━━ DATASET RECORDS ━━

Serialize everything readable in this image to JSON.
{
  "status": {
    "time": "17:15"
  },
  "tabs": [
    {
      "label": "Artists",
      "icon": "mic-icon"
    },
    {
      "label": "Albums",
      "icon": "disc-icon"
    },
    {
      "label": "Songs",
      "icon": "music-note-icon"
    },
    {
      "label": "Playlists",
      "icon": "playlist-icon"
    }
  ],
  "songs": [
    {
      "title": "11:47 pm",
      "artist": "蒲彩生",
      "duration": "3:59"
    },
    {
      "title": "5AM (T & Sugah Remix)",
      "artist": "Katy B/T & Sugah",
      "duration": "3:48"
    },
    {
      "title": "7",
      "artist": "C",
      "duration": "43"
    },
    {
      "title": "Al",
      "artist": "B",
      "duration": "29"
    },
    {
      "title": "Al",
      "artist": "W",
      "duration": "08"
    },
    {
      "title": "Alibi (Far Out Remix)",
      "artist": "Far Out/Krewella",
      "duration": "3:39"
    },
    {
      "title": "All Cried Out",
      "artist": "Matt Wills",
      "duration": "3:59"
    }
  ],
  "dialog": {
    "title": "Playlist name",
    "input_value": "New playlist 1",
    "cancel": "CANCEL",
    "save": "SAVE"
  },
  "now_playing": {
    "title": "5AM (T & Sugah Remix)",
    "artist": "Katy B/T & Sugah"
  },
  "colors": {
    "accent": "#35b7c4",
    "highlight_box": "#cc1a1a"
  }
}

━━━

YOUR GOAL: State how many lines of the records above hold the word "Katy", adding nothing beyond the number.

ANSWER TO THIS EXERCISE: 2